-- PROVIDED RECORDS follows --
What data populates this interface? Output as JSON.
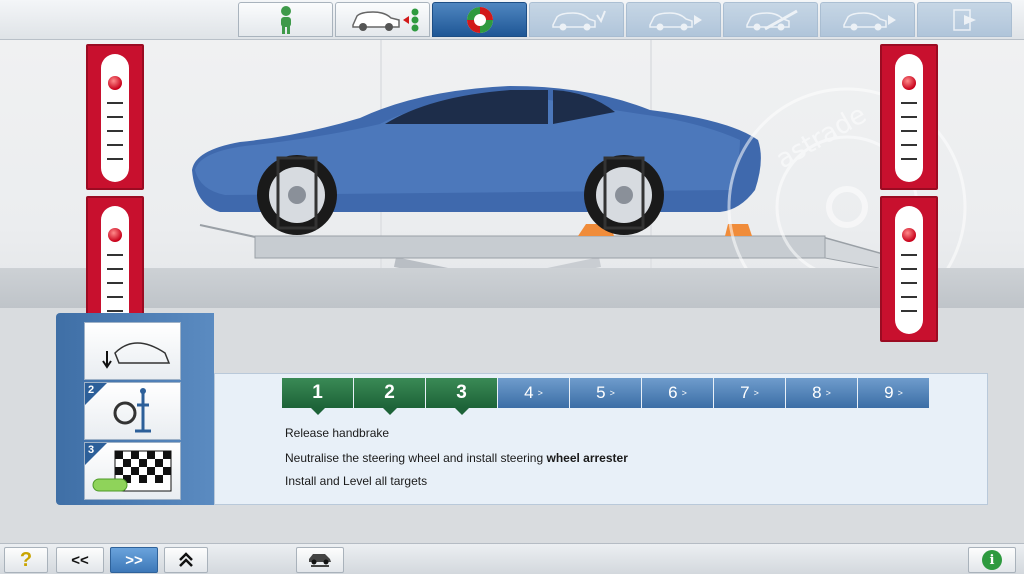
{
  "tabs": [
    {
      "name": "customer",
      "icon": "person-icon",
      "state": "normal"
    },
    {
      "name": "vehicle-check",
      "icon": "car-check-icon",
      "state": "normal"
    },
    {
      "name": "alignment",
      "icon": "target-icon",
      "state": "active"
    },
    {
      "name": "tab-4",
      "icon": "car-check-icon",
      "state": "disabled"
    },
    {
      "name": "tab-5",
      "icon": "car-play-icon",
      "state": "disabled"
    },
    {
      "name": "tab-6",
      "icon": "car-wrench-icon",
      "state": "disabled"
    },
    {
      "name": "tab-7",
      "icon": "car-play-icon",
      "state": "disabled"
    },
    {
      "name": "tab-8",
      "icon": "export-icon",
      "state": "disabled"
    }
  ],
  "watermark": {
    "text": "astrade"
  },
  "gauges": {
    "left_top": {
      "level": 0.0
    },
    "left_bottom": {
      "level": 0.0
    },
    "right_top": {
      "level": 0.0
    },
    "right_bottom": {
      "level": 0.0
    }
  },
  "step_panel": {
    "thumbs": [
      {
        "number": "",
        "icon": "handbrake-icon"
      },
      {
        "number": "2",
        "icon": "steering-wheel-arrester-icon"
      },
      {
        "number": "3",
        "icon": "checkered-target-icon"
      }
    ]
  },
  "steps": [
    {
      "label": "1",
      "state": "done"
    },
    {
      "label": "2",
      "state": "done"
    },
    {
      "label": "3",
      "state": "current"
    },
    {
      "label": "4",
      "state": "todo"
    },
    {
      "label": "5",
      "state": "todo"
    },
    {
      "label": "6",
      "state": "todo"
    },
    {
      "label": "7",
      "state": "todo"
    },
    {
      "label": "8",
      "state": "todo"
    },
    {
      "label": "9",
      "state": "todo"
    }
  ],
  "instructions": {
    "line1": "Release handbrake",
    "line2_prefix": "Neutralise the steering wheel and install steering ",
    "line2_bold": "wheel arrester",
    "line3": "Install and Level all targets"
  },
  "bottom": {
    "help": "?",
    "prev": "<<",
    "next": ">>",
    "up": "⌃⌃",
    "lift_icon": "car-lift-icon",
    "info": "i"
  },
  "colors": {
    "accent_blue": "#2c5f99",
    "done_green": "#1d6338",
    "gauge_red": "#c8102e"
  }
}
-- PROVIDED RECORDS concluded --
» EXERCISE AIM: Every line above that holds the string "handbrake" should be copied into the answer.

» WORKED SOLUTION:
        "icon": "handbrake-icon"
    "line1": "Release handbrake",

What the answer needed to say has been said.